-- Opening Marker --
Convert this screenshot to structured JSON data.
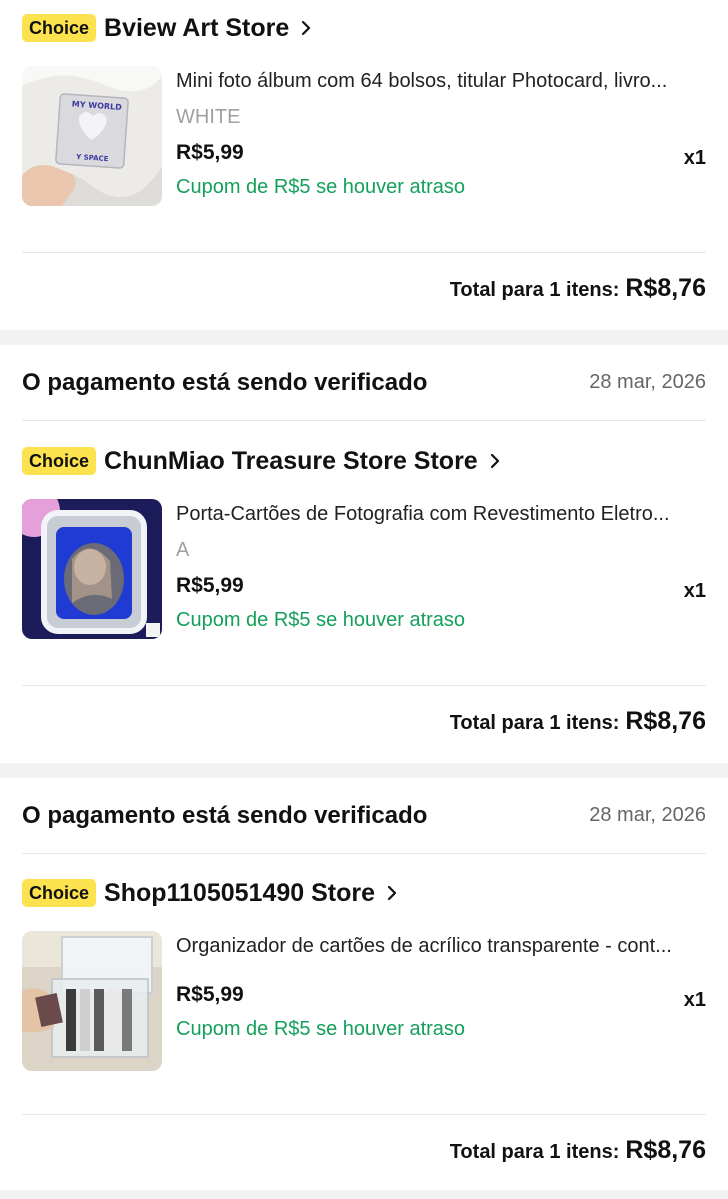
{
  "orders": [
    {
      "status": "",
      "date": "",
      "badge": "Choice",
      "store": "Bview Art Store",
      "product": {
        "title": "Mini foto álbum com 64 bolsos, titular Photocard, livro...",
        "variant": "WHITE",
        "price": "R$5,99",
        "coupon": "Cupom de R$5 se houver atraso",
        "qty": "x1",
        "thumb_text_1": "MY WORLD",
        "thumb_text_2": "Y SPACE"
      },
      "total_label": "Total para 1 itens:",
      "total_amount": "R$8,76"
    },
    {
      "status": "O pagamento está sendo verificado",
      "date": "28 mar, 2026",
      "badge": "Choice",
      "store": "ChunMiao Treasure Store Store",
      "product": {
        "title": "Porta-Cartões de Fotografia com Revestimento Eletro...",
        "variant": "A",
        "price": "R$5,99",
        "coupon": "Cupom de R$5 se houver atraso",
        "qty": "x1"
      },
      "total_label": "Total para 1 itens:",
      "total_amount": "R$8,76"
    },
    {
      "status": "O pagamento está sendo verificado",
      "date": "28 mar, 2026",
      "badge": "Choice",
      "store": "Shop1105051490 Store",
      "product": {
        "title": "Organizador de cartões de acrílico transparente - cont...",
        "variant": "",
        "price": "R$5,99",
        "coupon": "Cupom de R$5 se houver atraso",
        "qty": "x1"
      },
      "total_label": "Total para 1 itens:",
      "total_amount": "R$8,76"
    }
  ],
  "colors": {
    "choice_badge": "#fde24f",
    "coupon_green": "#14a05a",
    "page_background": "#f2f2f2"
  }
}
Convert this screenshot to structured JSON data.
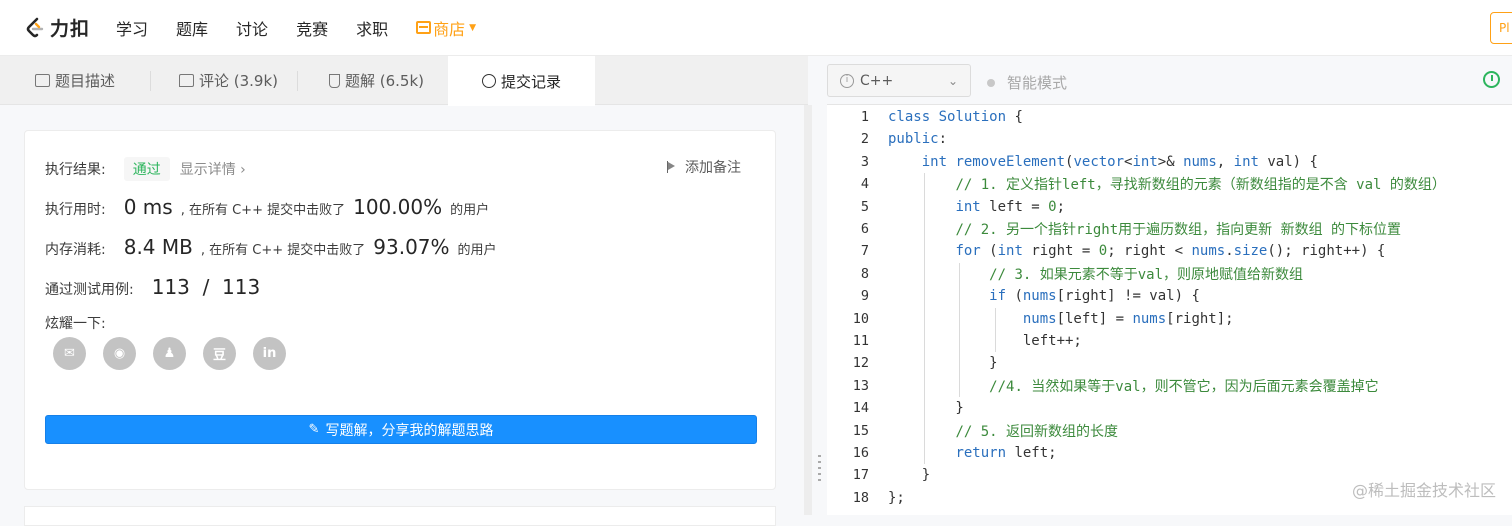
{
  "nav": {
    "brand": "力扣",
    "items": [
      "学习",
      "题库",
      "讨论",
      "竞赛",
      "求职"
    ],
    "store": "商店",
    "premium": "Pl"
  },
  "tabs": [
    {
      "label": "题目描述",
      "icon": "doc-icon"
    },
    {
      "label": "评论 (3.9k)",
      "icon": "comment-icon"
    },
    {
      "label": "题解 (6.5k)",
      "icon": "flask-icon"
    },
    {
      "label": "提交记录",
      "icon": "clock-icon"
    }
  ],
  "result": {
    "status_label": "执行结果:",
    "status": "通过",
    "show_detail": "显示详情 ›",
    "add_note": "添加备注",
    "runtime_label": "执行用时:",
    "runtime": "0 ms",
    "runtime_mid": ", 在所有 C++ 提交中击败了",
    "runtime_pct": "100.00%",
    "runtime_tail": "的用户",
    "memory_label": "内存消耗:",
    "memory": "8.4 MB",
    "memory_mid": ", 在所有 C++ 提交中击败了",
    "memory_pct": "93.07%",
    "memory_tail": "的用户",
    "tests_label": "通过测试用例:",
    "tests": "113  /  113",
    "share_label": "炫耀一下:",
    "share_icons": [
      "wechat-icon",
      "weibo-icon",
      "qq-icon",
      "douban-icon",
      "linkedin-icon"
    ],
    "share_glyphs": [
      "✉",
      "◉",
      "♟",
      "豆",
      "in"
    ],
    "write_solution": "写题解，分享我的解题思路"
  },
  "editor": {
    "language": "C++",
    "smart_mode": "智能模式",
    "lines": [
      "class Solution {",
      "public:",
      "    int removeElement(vector<int>& nums, int val) {",
      "        // 1. 定义指针left，寻找新数组的元素（新数组指的是不含 val 的数组）",
      "        int left = 0;",
      "        // 2. 另一个指针right用于遍历数组，指向更新 新数组 的下标位置",
      "        for (int right = 0; right < nums.size(); right++) {",
      "            // 3. 如果元素不等于val，则原地赋值给新数组",
      "            if (nums[right] != val) {",
      "                nums[left] = nums[right];",
      "                left++;",
      "            }",
      "            //4. 当然如果等于val，则不管它，因为后面元素会覆盖掉它",
      "        }",
      "        // 5. 返回新数组的长度",
      "        return left;",
      "    }",
      "};"
    ]
  },
  "watermark": "@稀土掘金技术社区"
}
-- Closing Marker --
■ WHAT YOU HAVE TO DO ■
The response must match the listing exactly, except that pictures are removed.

■ RESPONSE ■
Convert this screenshot to structured JSON data.
{
  "orders": [
    {
      "status": "",
      "date": "",
      "badge": "Choice",
      "store": "Bview Art Store",
      "product": {
        "title": "Mini foto álbum com 64 bolsos, titular Photocard, livro...",
        "variant": "WHITE",
        "price": "R$5,99",
        "coupon": "Cupom de R$5 se houver atraso",
        "qty": "x1",
        "thumb_text_1": "MY WORLD",
        "thumb_text_2": "Y SPACE"
      },
      "total_label": "Total para 1 itens:",
      "total_amount": "R$8,76"
    },
    {
      "status": "O pagamento está sendo verificado",
      "date": "28 mar, 2026",
      "badge": "Choice",
      "store": "ChunMiao Treasure Store Store",
      "product": {
        "title": "Porta-Cartões de Fotografia com Revestimento Eletro...",
        "variant": "A",
        "price": "R$5,99",
        "coupon": "Cupom de R$5 se houver atraso",
        "qty": "x1"
      },
      "total_label": "Total para 1 itens:",
      "total_amount": "R$8,76"
    },
    {
      "status": "O pagamento está sendo verificado",
      "date": "28 mar, 2026",
      "badge": "Choice",
      "store": "Shop1105051490 Store",
      "product": {
        "title": "Organizador de cartões de acrílico transparente - cont...",
        "variant": "",
        "price": "R$5,99",
        "coupon": "Cupom de R$5 se houver atraso",
        "qty": "x1"
      },
      "total_label": "Total para 1 itens:",
      "total_amount": "R$8,76"
    }
  ],
  "colors": {
    "choice_badge": "#fde24f",
    "coupon_green": "#14a05a",
    "page_background": "#f2f2f2"
  }
}
Convert this screenshot to structured JSON data.
{
  "nav": {
    "brand": "力扣",
    "items": [
      "学习",
      "题库",
      "讨论",
      "竞赛",
      "求职"
    ],
    "store": "商店",
    "premium": "Pl"
  },
  "tabs": [
    {
      "label": "题目描述",
      "icon": "doc-icon"
    },
    {
      "label": "评论 (3.9k)",
      "icon": "comment-icon"
    },
    {
      "label": "题解 (6.5k)",
      "icon": "flask-icon"
    },
    {
      "label": "提交记录",
      "icon": "clock-icon"
    }
  ],
  "result": {
    "status_label": "执行结果:",
    "status": "通过",
    "show_detail": "显示详情 ›",
    "add_note": "添加备注",
    "runtime_label": "执行用时:",
    "runtime": "0 ms",
    "runtime_mid": ", 在所有 C++ 提交中击败了",
    "runtime_pct": "100.00%",
    "runtime_tail": "的用户",
    "memory_label": "内存消耗:",
    "memory": "8.4 MB",
    "memory_mid": ", 在所有 C++ 提交中击败了",
    "memory_pct": "93.07%",
    "memory_tail": "的用户",
    "tests_label": "通过测试用例:",
    "tests": "113  /  113",
    "share_label": "炫耀一下:",
    "share_icons": [
      "wechat-icon",
      "weibo-icon",
      "qq-icon",
      "douban-icon",
      "linkedin-icon"
    ],
    "share_glyphs": [
      "✉",
      "◉",
      "♟",
      "豆",
      "in"
    ],
    "write_solution": "写题解，分享我的解题思路"
  },
  "editor": {
    "language": "C++",
    "smart_mode": "智能模式",
    "lines": [
      "class Solution {",
      "public:",
      "    int removeElement(vector<int>& nums, int val) {",
      "        // 1. 定义指针left，寻找新数组的元素（新数组指的是不含 val 的数组）",
      "        int left = 0;",
      "        // 2. 另一个指针right用于遍历数组，指向更新 新数组 的下标位置",
      "        for (int right = 0; right < nums.size(); right++) {",
      "            // 3. 如果元素不等于val，则原地赋值给新数组",
      "            if (nums[right] != val) {",
      "                nums[left] = nums[right];",
      "                left++;",
      "            }",
      "            //4. 当然如果等于val，则不管它，因为后面元素会覆盖掉它",
      "        }",
      "        // 5. 返回新数组的长度",
      "        return left;",
      "    }",
      "};"
    ]
  },
  "watermark": "@稀土掘金技术社区"
}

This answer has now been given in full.